During association elections, the board makes ample use of newsletters, meetings and minutes, association media, the recreation room and other channels to get across its point of view. This propaganda is distributed at the association’s expense, but when owners ask for “equal access” we don’t get it. For example, to use the clubhouse for a meeting we are told that we must purchase insurance, pay a deposit and a nonrefundable cleanup fee in advance — and then sign a waiver.

The fines and penalties are particularly harsh for anyone who disobeys the board’s rules. One homeowner invited a local City Council member to speak at a Memorial Day gathering but when the board found out, it shut the event down. It even threatened to have security guards remove the council member from the grounds if he showed up.


With each new lawyer and law firm that our board hires, new roadblocks and crimes against residents are invented to increase revenue and control the behavior of those who live here. Is there any way we residents can get a fairer living environment?

Answer: This is a problem that many homeowners have complained about for a very long time. While federal and state laws that clarify citizens’ rights to free speech in public areas and at schools or jobs have existed for years, the issue of freedom of speech within common interest developments is now serious enough that it finally has caught the attention of state lawmakers.

The Legislature is considering a bill written by state Sen. Bob Wieckowski (D-Fremont) that would amend the common interest development act to directly address this problem. SB 407 would add Civil Code section 4515 to the act to “ensure that members and residents of common interest developments have the ability to exercise their rights under law to peacefully assemble and freely communicate with one another and with others with respect to common interest development living or for social, political, or educational purposes.”

This means that not only will the association members be free to discuss issues relevant to their community; they will be free to meet, speak and distribute material about larger social and political issues that interest them.

The current text of the bill specifically prohibits governing documents, including bylaws and operating rules, from barring meetings of owners and their invited guests during “reasonable hours” to discuss HOA issues, legislation, elections to public office, initiatives and similar matters.

Owners also are given the right to invite public officials and candidates for office to speak in common areas, such as clubhouses. And it bars any fees, deposits or charges for insurance premiums or deductibles when the facilities are used for such purposes. Furthermore, owners cannot be prohibited from distributing information to or canvassing other members about both association matters and larger political issues.


The law has some teeth. Any member or resident who is improperly restricted from exercising their rights will be entitled to bring a civil or small-claims action for a court order that would halt enforcement of a governing document that violates section 4515. The court may also assess a civil penalty of up to $500 for each violation. To be clear, association governing documents cannot be amended to supersede the statute if it is signed into law.

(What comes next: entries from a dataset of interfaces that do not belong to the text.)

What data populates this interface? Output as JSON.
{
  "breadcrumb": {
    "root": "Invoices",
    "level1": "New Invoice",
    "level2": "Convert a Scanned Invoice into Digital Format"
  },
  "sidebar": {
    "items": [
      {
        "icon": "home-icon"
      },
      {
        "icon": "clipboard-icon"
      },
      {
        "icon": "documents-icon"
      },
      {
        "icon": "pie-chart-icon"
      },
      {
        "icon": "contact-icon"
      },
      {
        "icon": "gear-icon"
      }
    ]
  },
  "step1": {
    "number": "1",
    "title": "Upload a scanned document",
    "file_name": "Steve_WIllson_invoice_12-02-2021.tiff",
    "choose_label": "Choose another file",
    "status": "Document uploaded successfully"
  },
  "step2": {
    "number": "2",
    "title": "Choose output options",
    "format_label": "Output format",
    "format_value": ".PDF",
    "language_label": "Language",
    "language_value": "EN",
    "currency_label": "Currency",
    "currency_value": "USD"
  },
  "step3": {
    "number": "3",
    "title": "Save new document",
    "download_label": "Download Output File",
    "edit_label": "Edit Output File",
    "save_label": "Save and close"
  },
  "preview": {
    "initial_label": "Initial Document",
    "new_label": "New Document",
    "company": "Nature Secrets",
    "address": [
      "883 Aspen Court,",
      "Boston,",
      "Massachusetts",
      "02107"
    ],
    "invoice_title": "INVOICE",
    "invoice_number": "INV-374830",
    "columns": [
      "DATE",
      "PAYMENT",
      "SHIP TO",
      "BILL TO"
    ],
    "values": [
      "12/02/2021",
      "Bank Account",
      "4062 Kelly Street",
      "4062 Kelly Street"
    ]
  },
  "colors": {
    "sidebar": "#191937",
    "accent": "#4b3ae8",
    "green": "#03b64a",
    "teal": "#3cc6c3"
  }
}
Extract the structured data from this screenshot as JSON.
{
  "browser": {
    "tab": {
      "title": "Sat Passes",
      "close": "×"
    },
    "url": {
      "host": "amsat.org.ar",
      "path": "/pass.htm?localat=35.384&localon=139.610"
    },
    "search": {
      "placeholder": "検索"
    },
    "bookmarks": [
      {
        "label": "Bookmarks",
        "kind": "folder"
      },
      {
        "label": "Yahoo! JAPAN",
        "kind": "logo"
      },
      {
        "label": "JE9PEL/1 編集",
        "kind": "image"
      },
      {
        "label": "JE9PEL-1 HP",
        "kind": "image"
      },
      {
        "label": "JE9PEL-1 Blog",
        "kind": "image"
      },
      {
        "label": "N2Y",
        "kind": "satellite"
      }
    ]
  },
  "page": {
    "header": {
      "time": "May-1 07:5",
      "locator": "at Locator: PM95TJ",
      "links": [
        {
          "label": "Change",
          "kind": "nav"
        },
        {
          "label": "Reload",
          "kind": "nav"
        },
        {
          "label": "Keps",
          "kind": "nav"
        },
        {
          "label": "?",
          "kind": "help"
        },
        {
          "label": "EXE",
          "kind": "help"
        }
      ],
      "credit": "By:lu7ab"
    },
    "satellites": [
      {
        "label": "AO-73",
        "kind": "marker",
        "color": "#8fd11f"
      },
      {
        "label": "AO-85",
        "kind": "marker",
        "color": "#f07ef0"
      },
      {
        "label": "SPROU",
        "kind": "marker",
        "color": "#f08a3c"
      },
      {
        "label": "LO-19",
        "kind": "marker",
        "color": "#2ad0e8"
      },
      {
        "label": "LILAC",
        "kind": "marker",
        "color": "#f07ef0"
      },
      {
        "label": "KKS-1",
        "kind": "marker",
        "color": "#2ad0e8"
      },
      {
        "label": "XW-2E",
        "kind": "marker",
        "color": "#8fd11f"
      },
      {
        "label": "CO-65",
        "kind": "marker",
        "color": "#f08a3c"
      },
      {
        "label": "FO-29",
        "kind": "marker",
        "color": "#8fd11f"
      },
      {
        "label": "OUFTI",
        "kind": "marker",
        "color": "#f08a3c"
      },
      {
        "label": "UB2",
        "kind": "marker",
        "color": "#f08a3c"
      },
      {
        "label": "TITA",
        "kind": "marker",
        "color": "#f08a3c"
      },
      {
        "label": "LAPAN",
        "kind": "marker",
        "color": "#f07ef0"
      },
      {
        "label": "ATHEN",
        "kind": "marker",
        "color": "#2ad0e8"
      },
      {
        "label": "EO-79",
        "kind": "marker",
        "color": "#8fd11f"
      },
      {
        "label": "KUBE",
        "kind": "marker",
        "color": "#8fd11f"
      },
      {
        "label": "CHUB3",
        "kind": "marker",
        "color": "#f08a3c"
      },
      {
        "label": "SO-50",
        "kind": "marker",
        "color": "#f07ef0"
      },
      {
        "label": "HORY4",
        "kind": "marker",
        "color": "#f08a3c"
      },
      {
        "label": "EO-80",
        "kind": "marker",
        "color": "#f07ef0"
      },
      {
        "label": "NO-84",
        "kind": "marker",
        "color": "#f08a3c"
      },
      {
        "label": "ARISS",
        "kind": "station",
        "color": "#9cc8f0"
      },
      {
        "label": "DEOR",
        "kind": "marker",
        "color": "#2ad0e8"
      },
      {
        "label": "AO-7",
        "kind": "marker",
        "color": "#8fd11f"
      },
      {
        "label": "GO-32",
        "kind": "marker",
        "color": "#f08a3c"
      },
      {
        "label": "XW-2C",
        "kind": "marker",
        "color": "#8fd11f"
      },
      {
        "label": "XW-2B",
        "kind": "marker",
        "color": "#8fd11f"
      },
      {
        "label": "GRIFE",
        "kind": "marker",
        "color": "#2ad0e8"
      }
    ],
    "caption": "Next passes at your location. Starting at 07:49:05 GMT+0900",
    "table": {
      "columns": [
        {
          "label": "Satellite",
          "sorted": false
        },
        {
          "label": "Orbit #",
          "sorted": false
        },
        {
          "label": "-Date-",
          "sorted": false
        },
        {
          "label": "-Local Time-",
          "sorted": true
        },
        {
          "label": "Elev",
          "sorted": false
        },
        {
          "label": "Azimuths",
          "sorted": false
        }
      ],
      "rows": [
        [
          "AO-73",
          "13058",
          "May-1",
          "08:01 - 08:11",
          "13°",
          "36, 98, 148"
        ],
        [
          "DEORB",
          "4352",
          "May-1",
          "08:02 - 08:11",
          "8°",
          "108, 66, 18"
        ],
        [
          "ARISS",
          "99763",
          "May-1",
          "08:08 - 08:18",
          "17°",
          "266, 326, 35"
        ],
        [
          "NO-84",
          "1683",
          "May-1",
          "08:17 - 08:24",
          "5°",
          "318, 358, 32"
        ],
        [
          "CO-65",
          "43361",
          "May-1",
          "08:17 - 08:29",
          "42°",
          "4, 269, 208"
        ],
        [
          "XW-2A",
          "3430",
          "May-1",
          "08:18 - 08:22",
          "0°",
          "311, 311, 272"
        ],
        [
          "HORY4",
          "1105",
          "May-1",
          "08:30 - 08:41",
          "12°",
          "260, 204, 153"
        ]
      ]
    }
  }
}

Perhaps one of the most important aspects of the law is that is prohibits boards and management companies from barring the distribution of political material without prior permission. That view is supported by a 2013 lawsuit that ended up before the California Supreme Court.

In Wittenberg vs. Beachwalk Homeowners Assn., the board’s newsletter was freely distributed, but non-board members were not permitted to provide opposing viewpoints or distribute their own materials during board campaigns.

Homeowners also demanded use of common areas during campaigns, but were denied, prompting a lower court to state “the association’s legal obligation … was to ensure access to the common area meeting space … to all members advocating a point of view … for purposes reasonably related to the election. The board did not fulfill its obligation.”

The court held that the board must either give equal access to opposing viewpoints or forgo the use of association media to advocate its own viewpoint. Beachwalk’s appeal to the California Supreme Court was denied review.

Case law and existing Civil Code section 5105 also requires your board to give equal access at no cost to the common area meeting space during campaigns for a board or other elected association positions “to all candidates, including those who are not incumbents, and to all members advocating a point of view, including those not endorsed by the board, for purposes reasonably related to the election.”


A final vote on SB 407 is expected after the Legislature returns from its summer recess in August. Should the bill make it out of the Legislature and be signed by Gov. Jerry Brown, it would further level the playing field for owners who go up against entrenched boards and management.

It makes clear that the freedoms we all enjoy in other parts of our lives will now finally extend to common interest developments.

Zachary Levine, a partner at Wolk & Levine, a business and intellectual property law firm, co-wrote this column. Vanitzian is an arbitrator and mediator. Send questions to Donie Vanitzian, JD, P.O. Box 10490, Marina del Rey, CA 90295 or